Making Sure Your Website is EU Compliant

For those who wish to run a website in the EU, making sure your website is EU compliant should be a top priority. There is a lot to look at, so where do you start?

Making Sure Your Website is EU Compliant


Online visibility for your business in the European Union is every bit as important as it is in the US. There are over 500m people in the EU — yes, it can be very hard for a business to stand out.

Is your website EU compliant?

If your a US based business, you might be thinking, who cares? Well, you should if you plan on doing business internationally. The EU is makes up a huge portion of global retail sales. As such, standards (and expectations) are pretty high. With that in mind, then, it is absolutely essential that you make sure your website is fully EU compliant.

As far back as May 2018 the latest General Data Protection Regulation (GDPR) laws have come into place. Businesses in the EU (or trading in the EU) are expected to meet these new compliance regulations. GDPR is something that you must learn to understand, as it will play a key role in your business operations within and across the EU.

You can learn more about the latest GDPR changes here or by studying the infographic from below.


1. Edit all of your contact forms

The first place that you must start is to take a look at your contact forms.

Every website that has a contact form and is targeting EU nationals will need to make sure it is GDPR-compliant. To do that, you need to take a particular look at your online contact forms. For now, any EU-compliant will need to make sure that you clearly tell the user why you want that detail from them. Simply asking for it is not enough: tell them what you are going to be doing with that data.

After all, it is their data. You should be making it clear why you want that data. Why are you asking for their phone number or e-mail address? Tell them why. You should also look to install a tick box for users to agree to, confirming they accept your website terms. Unlike in the past, you cannot force someone to agree. They do not have to agree to your requests. They might also be given the chance to say no to getting more information and communications from your business. More importantly, this must be unticked be default: a failure to adapt to this could be expensive.

2. Perfect your privacy policies

Every business that has a website in the EU is likely to need some form of privacy policy.

Without a privacy policy, you are running a lot of risk as a business owner. Any active website, by EU/GDPR regulation, must now carry a full privacy policy. It should break down what data you keep, why you keep that data, and how you intend to use that data as time goes on.

For example, will your website be sending enquiries to other partners? Or other firms? Then you should definitely make sure that anyone who is using your website is made aware of that. You should not wait around, as making a mistake with a privacy policy can be quite expensive. We recommend that you take a look at some helpful guidelines from the ICO, which should go some way to keeping you on the right path.

Privacy policies were once seen as just another way to fill in text on your site. Today, with EU regulation, you absolutely must get this right. A failure to do so could see your website targeted, or put under the risk of having to close: open, transparent privacy policies are essential.

3. Be more open-minded with e-mail marketing

If you wish to run an EU-compliant website, then you must take better care of how you go about managing your e-mail marketing.

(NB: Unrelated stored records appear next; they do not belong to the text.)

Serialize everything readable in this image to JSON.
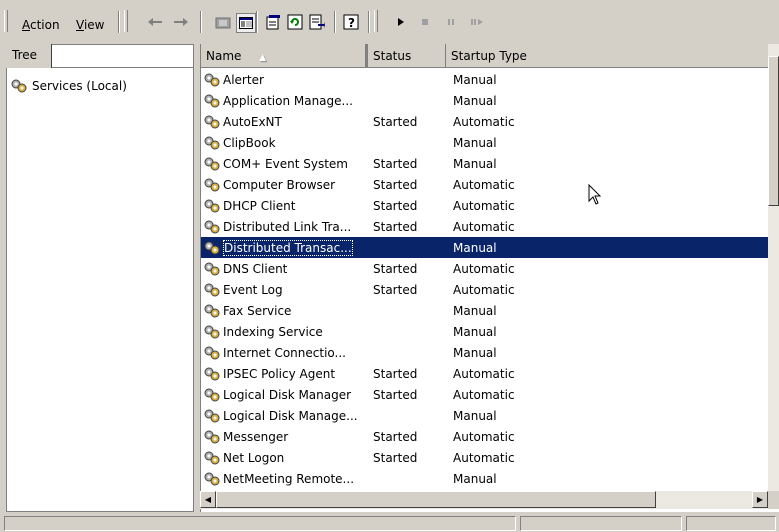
{
  "menu": {
    "action": "Action",
    "view": "View"
  },
  "tree": {
    "tab_label": "Tree",
    "root_label": "Services (Local)"
  },
  "list": {
    "columns": {
      "name": "Name",
      "status": "Status",
      "startup": "Startup Type"
    },
    "rows": [
      {
        "name": "Alerter",
        "status": "",
        "startup": "Manual"
      },
      {
        "name": "Application Manage...",
        "status": "",
        "startup": "Manual"
      },
      {
        "name": "AutoExNT",
        "status": "Started",
        "startup": "Automatic"
      },
      {
        "name": "ClipBook",
        "status": "",
        "startup": "Manual"
      },
      {
        "name": "COM+ Event System",
        "status": "Started",
        "startup": "Manual"
      },
      {
        "name": "Computer Browser",
        "status": "Started",
        "startup": "Automatic"
      },
      {
        "name": "DHCP Client",
        "status": "Started",
        "startup": "Automatic"
      },
      {
        "name": "Distributed Link Tra...",
        "status": "Started",
        "startup": "Automatic"
      },
      {
        "name": "Distributed Transac...",
        "status": "",
        "startup": "Manual",
        "selected": true
      },
      {
        "name": "DNS Client",
        "status": "Started",
        "startup": "Automatic"
      },
      {
        "name": "Event Log",
        "status": "Started",
        "startup": "Automatic"
      },
      {
        "name": "Fax Service",
        "status": "",
        "startup": "Manual"
      },
      {
        "name": "Indexing Service",
        "status": "",
        "startup": "Manual"
      },
      {
        "name": "Internet Connectio...",
        "status": "",
        "startup": "Manual"
      },
      {
        "name": "IPSEC Policy Agent",
        "status": "Started",
        "startup": "Automatic"
      },
      {
        "name": "Logical Disk Manager",
        "status": "Started",
        "startup": "Automatic"
      },
      {
        "name": "Logical Disk Manage...",
        "status": "",
        "startup": "Manual"
      },
      {
        "name": "Messenger",
        "status": "Started",
        "startup": "Automatic"
      },
      {
        "name": "Net Logon",
        "status": "Started",
        "startup": "Automatic"
      },
      {
        "name": "NetMeeting Remote...",
        "status": "",
        "startup": "Manual"
      }
    ]
  },
  "colors": {
    "selection": "#0a246a",
    "chrome": "#d4d0c8"
  },
  "icons": [
    "back-arrow-icon",
    "forward-arrow-icon",
    "up-folder-icon",
    "show-tree-icon",
    "properties-icon",
    "refresh-icon",
    "export-list-icon",
    "help-icon",
    "play-icon",
    "stop-icon",
    "pause-icon",
    "restart-icon",
    "gear-service-icon"
  ]
}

GDPR is partly to do with keeping our e-mail inboxes spam-free. If you wish to e-mail someone, you must have the permission to do so. Otherwise, it is deemed to be unsolicited and thus could be a problem for you in a legal sense.

So, you should look to make the decision about what kind of messages that you wish to send. Be more open-minded when it comes to your e-mail marketing, as you might get a real shock as to how vulnerable your present setup makes you. Be sure to start making sure that you have fully asked everyone if they are still opted in, and make it super-simple for people to subscribe and unsubscribe. The easier that you make this, the more likely that you are to see some positive responses arrive in the near future.

Be sure to look at your e-mail marketing. It’s a major part of running a business in 2019, but it has to also be in-line with present EU regulation.

4. The right to be forgotten

This has become a cornerstone of EU credibility in the internet world.

If you are using your website, you have to be able to know that you can give someone the chance to be forgotten by your business. This means that you have a system in place that means, within a short period of time, anyone who asks your business to remove their information can have it removed more or less right away.

You should look to speak with your web hosting firm and make sure they can make it easier for you to access such information. You should have a system set up, too, where people can easily contact your business for more information about getting removed from your systems. All data must also be stored in the EU, too, so make sure you are using data servers and handles who meet this geographical requirement.

In the past, there have been some interesting discussions about EU-wide internet readiness for GDPR changes. While many are still scrambling to adapt, you can get ahead of the chasing pack by following on from our ideas above. Do this for long enough, and you will make your website EU-compliant. Fail to try to implement any of the above, though, and your website could be under significant scrutiny before you know it.

GDPR infographic copy

Infographic source: